Once the inspector has access to the entire boom length, the inspection should begin with the base section at the hinge pins and the boom cylinder. The pins should be sized to the crane, without any gaps or play where they attach, and the cylinder should be free of leaks and damage. Each boom section should also be inspected closely for any structural damage, with the boom fully extended. If an inspection reveals structural damage, nicks, corrosion, gouges, bent components, broken welds or any type of deformation, the damage needs to be recorded, and the crane is to be tagged out until the manufacturer has been consulted and/or the damaged repaired. Any deformation in this type of boom can lead to a collapse, even without a load on the crane.
Wear pads, which prevent metal on metal contact and excessive movement on each section, will need to be inspected and adjusted or replaced if worn. There should be a lite coat of lubricant on the boom where the pads make contact,reducing friction and easing the extension/retraction of the boom.
Along the boom there will be sight windows, allowing for inspection of the crane’s telescoping system. The inspector should check for hydraulic leaks, damaged hoses, corrosion, worn parts, loose roller chains and anything else of question. The inspector will also be able to view the extension/retraction cylinders. Any hydraulic issues should be addressed immediately. Damage found in this section may need disassembly for repair.
Should inspection of any type of the crane’s boom show a deformation, excessive sag, structural damage, or raise a question about the safety of a crane, the inspector shall document it, and the manufacturer would need to be contacted.

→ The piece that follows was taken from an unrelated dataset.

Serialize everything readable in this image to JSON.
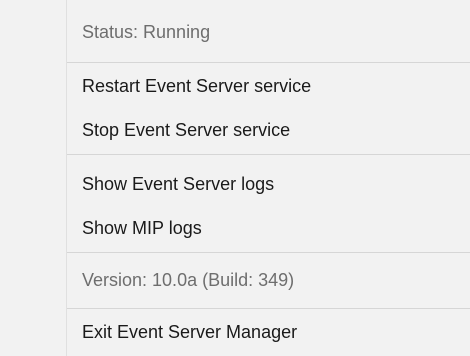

The manufacturer’s report will let you know if the equipment needs to be repaired or replaced. If the deficiency can be repaired, the manufacturer’s procedures must be followed and documented accordingly by a qualified person.
The boom is a critical component that doesn’t require major damage to become dangerous. Everyone that works around cranes should be trained to know what to look for, and all mobile crane inspections should be completed thoroughly and by a qualified person.
A visual inspection of all booms is required before operating the equipment by a competent person. A comprehensive inspection is required annually by a qualified person and must be documented, maintained and retained for a minimum of 12 months. A well-documented and thorough inspection is a relatively inexpensive way of ensuring the health and well-being of everyone at a worksite along with protecting the hundreds of thousands of dollars invested in the crane.